Thyroid Awareness Month
Thyroid problems are incredibly prevalent in the US today. About 20 million Americans have some type of thyroid disease or disorder, and about 12% of our population will develop some type of thyroid problem during their lifetime. Women are far more likely than men to develop a thyroid disorder, and most people who have thyroid issues deal with them throughout their entire lives.
January is thyroid awareness month, which is a great time for people to learn how to recognize symptoms of thyroid problems and how to combat thyroid disease.
What Is a Thyroid and What Does It Do?
Your thyroid is a small, butterfly-shaped gland in the front of your neck. While it is quite small, it is an integral part of your endocrine system and has a significant effect on multiple organs and bodily functions. Your thyroid utilizes iodine from your diet to make hormones that are vital to the proper function of your liver, kidneys, and brain.
The thyroid also works in conjunction with the pituitary gland to ensure that it is making the proper amount of the various hormones for the rest of the body. The hormones that the thyroid produces affect every single cell, tissue, and organ in your body, so it is incredibly important to be aware of thyroid health and ensure that any thyroid symptoms are dealt with and treated promptly and thoroughly.
Thyroid Problems and Risks

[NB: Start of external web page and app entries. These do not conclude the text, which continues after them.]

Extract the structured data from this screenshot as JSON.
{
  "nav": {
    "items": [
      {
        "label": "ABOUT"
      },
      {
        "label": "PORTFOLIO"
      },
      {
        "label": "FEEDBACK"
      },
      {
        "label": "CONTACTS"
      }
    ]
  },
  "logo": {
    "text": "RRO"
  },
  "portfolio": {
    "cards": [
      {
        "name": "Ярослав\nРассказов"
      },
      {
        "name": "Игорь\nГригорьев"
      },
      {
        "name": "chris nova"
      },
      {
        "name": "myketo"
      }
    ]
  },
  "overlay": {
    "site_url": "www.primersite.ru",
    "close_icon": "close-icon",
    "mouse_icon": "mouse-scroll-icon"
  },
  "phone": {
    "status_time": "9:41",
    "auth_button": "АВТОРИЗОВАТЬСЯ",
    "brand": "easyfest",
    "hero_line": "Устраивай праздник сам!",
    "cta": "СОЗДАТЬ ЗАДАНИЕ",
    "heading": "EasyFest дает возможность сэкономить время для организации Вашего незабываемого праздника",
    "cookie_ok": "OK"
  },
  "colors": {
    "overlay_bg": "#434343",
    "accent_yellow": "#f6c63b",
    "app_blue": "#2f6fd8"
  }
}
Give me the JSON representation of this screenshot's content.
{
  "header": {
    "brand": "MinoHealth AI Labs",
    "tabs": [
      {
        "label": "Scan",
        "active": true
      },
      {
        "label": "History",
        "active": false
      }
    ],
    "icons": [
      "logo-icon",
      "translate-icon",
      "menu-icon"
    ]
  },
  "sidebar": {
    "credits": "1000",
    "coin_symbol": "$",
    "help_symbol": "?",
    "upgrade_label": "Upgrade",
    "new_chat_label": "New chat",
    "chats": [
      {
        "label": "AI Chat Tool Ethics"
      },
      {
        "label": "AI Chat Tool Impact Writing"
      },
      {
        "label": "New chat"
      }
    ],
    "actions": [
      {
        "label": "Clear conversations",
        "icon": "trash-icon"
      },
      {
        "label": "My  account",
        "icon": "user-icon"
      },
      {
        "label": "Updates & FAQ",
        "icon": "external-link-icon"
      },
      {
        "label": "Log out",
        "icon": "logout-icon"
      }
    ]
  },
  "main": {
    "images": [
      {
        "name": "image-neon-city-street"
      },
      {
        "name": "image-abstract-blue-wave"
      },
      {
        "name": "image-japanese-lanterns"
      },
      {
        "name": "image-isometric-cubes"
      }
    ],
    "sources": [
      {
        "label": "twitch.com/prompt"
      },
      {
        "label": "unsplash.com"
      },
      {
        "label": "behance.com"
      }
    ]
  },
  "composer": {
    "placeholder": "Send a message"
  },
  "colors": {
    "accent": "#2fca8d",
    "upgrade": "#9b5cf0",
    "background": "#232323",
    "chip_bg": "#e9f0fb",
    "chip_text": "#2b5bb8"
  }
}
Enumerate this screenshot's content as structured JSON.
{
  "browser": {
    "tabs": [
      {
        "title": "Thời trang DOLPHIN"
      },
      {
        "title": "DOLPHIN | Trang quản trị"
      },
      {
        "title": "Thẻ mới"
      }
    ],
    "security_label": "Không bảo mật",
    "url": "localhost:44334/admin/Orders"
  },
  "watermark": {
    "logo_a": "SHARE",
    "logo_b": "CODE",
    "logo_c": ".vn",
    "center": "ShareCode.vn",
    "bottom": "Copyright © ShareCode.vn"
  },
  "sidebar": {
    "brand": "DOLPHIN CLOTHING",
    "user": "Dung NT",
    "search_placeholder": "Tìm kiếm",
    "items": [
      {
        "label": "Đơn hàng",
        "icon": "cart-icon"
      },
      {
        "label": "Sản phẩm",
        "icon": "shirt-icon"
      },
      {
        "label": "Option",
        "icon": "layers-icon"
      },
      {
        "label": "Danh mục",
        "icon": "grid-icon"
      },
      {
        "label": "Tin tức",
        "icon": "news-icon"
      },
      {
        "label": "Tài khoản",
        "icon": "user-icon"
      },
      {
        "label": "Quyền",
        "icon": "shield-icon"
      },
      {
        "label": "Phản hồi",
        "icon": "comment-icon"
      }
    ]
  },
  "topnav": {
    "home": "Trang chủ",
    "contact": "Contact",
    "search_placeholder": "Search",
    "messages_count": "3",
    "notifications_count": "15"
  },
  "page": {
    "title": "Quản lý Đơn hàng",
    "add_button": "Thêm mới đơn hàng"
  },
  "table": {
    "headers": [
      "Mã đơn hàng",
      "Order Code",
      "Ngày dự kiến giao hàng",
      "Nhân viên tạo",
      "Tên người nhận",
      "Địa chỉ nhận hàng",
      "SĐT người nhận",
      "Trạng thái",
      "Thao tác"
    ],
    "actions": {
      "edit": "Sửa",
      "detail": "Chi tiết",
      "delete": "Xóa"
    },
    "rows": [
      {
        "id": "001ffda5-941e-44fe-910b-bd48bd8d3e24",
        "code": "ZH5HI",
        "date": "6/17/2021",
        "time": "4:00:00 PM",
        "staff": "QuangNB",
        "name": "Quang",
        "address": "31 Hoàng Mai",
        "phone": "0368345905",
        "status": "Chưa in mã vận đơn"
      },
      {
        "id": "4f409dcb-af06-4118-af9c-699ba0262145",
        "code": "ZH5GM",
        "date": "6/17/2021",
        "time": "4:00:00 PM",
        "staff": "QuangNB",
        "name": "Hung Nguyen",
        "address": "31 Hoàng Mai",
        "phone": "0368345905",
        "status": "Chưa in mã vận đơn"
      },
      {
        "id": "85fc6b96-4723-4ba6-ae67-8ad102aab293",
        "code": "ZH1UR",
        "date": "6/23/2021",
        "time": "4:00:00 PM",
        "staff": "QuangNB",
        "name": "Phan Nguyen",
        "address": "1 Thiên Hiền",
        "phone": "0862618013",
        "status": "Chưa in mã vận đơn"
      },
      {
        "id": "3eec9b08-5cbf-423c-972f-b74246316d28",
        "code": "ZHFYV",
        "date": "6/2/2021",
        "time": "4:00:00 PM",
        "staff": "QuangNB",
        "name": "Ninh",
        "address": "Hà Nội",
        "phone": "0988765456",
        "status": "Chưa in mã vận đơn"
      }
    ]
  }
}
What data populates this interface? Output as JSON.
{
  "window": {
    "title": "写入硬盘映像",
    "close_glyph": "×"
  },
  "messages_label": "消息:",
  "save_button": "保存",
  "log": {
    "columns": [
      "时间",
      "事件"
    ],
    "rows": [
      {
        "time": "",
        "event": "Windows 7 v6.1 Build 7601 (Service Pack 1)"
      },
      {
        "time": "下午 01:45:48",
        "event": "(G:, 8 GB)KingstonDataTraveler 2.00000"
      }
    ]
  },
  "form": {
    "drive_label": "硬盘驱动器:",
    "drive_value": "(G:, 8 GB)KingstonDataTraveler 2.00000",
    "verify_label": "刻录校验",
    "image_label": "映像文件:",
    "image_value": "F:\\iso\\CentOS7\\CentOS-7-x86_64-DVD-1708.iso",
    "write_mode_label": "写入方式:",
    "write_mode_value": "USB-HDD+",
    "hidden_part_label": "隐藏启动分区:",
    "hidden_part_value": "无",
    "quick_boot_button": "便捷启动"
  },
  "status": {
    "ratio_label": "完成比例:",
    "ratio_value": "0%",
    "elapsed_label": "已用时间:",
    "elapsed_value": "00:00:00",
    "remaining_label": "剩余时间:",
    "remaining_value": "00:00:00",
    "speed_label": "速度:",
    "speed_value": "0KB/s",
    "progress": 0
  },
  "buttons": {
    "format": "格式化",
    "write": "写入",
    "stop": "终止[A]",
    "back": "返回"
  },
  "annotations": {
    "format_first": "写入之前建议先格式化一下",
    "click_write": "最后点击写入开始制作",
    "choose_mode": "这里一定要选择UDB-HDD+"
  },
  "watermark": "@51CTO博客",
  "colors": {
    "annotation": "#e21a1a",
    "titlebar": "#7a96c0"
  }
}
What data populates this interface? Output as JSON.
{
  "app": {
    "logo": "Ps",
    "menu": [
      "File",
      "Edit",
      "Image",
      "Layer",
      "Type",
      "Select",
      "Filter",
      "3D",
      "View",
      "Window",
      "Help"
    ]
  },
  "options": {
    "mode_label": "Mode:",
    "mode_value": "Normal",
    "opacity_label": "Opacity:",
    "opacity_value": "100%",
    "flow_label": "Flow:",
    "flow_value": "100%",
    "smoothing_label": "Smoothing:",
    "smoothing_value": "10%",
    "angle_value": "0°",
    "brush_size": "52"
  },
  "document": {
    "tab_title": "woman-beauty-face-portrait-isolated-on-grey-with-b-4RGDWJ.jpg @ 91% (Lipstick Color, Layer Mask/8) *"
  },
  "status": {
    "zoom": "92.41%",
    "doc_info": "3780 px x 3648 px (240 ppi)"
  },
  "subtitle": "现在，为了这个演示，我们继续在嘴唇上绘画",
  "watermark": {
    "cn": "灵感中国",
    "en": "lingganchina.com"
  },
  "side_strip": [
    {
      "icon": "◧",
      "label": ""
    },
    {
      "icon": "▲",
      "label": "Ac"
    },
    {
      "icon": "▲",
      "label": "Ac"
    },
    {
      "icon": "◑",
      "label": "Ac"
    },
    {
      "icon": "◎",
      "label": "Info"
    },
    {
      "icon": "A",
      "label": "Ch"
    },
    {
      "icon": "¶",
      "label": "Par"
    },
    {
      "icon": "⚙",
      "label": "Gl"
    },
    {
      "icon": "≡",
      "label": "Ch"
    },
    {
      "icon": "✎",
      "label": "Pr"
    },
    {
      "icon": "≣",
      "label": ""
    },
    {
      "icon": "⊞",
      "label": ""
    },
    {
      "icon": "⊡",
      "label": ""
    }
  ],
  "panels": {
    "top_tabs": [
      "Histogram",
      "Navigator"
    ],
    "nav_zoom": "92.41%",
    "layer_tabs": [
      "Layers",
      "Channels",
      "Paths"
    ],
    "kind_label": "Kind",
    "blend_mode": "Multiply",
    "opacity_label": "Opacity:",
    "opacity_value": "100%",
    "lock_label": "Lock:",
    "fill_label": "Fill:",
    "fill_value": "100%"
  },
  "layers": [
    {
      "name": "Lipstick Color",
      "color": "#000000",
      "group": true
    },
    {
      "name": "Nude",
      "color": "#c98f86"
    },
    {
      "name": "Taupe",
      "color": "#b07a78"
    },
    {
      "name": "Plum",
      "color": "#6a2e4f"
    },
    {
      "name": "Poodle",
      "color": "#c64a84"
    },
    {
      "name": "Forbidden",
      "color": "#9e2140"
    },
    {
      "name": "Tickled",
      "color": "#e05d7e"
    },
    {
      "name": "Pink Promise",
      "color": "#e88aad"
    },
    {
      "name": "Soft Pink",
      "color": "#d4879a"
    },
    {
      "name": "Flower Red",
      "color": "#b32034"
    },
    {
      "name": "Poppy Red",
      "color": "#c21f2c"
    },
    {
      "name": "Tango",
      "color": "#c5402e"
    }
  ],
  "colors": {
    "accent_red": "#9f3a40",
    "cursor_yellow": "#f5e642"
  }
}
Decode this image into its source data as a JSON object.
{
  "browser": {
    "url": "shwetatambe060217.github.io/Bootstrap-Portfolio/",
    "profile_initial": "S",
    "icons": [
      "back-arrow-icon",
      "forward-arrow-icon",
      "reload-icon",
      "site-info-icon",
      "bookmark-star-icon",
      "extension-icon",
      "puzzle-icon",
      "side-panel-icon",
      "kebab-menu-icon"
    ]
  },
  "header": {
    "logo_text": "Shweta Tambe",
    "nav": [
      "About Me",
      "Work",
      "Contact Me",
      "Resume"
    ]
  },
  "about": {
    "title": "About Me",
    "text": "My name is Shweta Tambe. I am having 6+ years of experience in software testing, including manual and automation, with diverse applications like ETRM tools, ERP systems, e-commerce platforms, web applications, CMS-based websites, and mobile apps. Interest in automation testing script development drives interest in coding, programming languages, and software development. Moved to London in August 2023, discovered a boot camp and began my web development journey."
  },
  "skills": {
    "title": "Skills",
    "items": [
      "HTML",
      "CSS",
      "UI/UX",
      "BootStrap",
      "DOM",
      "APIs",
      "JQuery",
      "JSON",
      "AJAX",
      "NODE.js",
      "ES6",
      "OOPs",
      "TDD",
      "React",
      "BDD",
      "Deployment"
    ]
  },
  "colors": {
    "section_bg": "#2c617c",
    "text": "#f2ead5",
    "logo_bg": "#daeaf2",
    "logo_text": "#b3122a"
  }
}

When something goes awry with your thyroid, various disorders and problems can arise. Certain diseases, medications, or other types of thyroid damage can result in problems for your entire body. Even problems with the pituitary gland or other areas of the body can result in problems with your thyroid due to their connection and dependence upon each other.
The most common thyroid problems are hypothyroidism (underactive thyroid) and hyperthyroidism (overactive thyroid). Individuals may also experience symptoms of thyroid problems without any specific diagnosis, such as nodules, swelling, or inflammation. People can also develop Grave’s disease, a type of autoimmune thyroid disorder, or thyroid cancer.
While many risks of thyroid disease are considered nonspecific and will not be immediately linked to thyroid problems, it helps to be aware of the risks to help you be as healthy as possible. Gender is a significant risk factor since women are six to eight times as likely as men to develop some sort of thyroid issue. Being over the age of 50, having a personal or family history of thyroid problems, being a smoker, having an iodine deficiency, and taking certain medications are just a few of the most common risks of developing a thyroid issue.
Thyroid awareness is key in helping people recognize the symptoms of thyroid problems and know when to talk to their doctors about seeking tests and treatment. Thyroid awareness month is every January, and it’s a way for the general public and those suffering from thyroid diseases to learn more about the prevention, treatment, and cure of thyroid-related diseases and cancer. It’s also a great way to promote excellence and innovation in research and it helps thyroid doctors and scientists make significant advancements in testing and treatments.